# WHAT IS EXPECTED:
Give back the data below word for word. Any image in it should be left out.

# THE INPUT:
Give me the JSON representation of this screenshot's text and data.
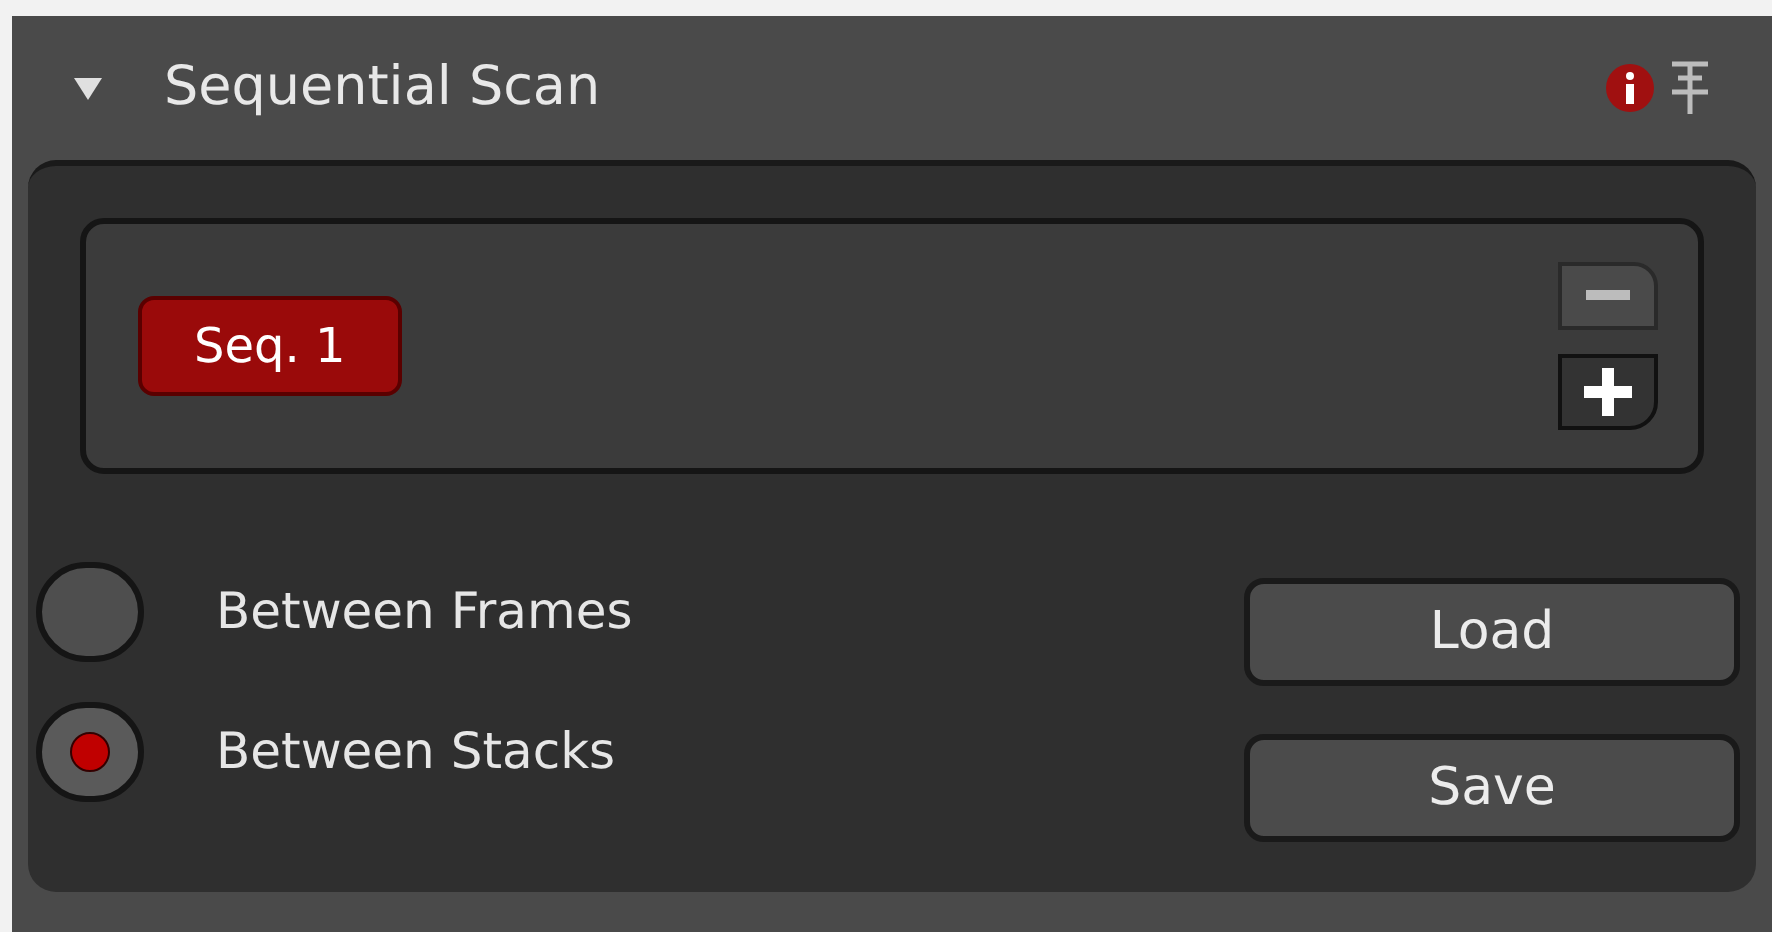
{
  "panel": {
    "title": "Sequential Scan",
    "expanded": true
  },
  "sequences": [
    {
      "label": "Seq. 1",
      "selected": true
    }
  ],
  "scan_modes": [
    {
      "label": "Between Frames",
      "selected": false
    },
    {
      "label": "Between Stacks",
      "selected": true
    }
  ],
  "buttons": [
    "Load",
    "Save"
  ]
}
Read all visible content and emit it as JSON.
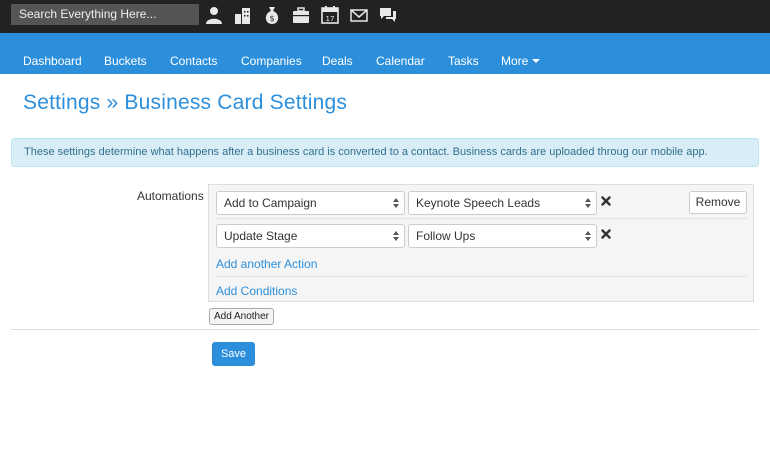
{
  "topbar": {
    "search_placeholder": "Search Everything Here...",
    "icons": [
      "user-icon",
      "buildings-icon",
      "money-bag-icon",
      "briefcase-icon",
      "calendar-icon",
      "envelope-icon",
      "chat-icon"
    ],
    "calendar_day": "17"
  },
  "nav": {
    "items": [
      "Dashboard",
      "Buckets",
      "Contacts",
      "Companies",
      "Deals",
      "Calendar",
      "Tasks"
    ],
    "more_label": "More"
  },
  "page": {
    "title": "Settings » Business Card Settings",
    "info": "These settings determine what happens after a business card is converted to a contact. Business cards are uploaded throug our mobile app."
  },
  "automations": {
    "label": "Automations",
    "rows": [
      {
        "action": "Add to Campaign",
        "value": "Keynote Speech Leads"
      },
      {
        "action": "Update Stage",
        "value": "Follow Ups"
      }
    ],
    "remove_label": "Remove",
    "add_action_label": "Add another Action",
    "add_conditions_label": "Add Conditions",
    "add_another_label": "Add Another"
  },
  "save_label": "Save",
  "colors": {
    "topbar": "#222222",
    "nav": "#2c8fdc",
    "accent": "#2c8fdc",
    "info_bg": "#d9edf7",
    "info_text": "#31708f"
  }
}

# WRITTEN ANSWER:
Give me the JSON representation of this screenshot's text and data.
{
  "panel": {
    "title": "Sequential Scan",
    "expanded": true
  },
  "sequences": [
    {
      "label": "Seq. 1",
      "selected": true
    }
  ],
  "scan_modes": [
    {
      "label": "Between Frames",
      "selected": false
    },
    {
      "label": "Between Stacks",
      "selected": true
    }
  ],
  "buttons": [
    "Load",
    "Save"
  ]
}
Read all visible content and emit it as JSON.
{
  "topbar": {
    "search_placeholder": "Search Everything Here...",
    "icons": [
      "user-icon",
      "buildings-icon",
      "money-bag-icon",
      "briefcase-icon",
      "calendar-icon",
      "envelope-icon",
      "chat-icon"
    ],
    "calendar_day": "17"
  },
  "nav": {
    "items": [
      "Dashboard",
      "Buckets",
      "Contacts",
      "Companies",
      "Deals",
      "Calendar",
      "Tasks"
    ],
    "more_label": "More"
  },
  "page": {
    "title": "Settings » Business Card Settings",
    "info": "These settings determine what happens after a business card is converted to a contact. Business cards are uploaded throug our mobile app."
  },
  "automations": {
    "label": "Automations",
    "rows": [
      {
        "action": "Add to Campaign",
        "value": "Keynote Speech Leads"
      },
      {
        "action": "Update Stage",
        "value": "Follow Ups"
      }
    ],
    "remove_label": "Remove",
    "add_action_label": "Add another Action",
    "add_conditions_label": "Add Conditions",
    "add_another_label": "Add Another"
  },
  "save_label": "Save",
  "colors": {
    "topbar": "#222222",
    "nav": "#2c8fdc",
    "accent": "#2c8fdc",
    "info_bg": "#d9edf7",
    "info_text": "#31708f"
  }
}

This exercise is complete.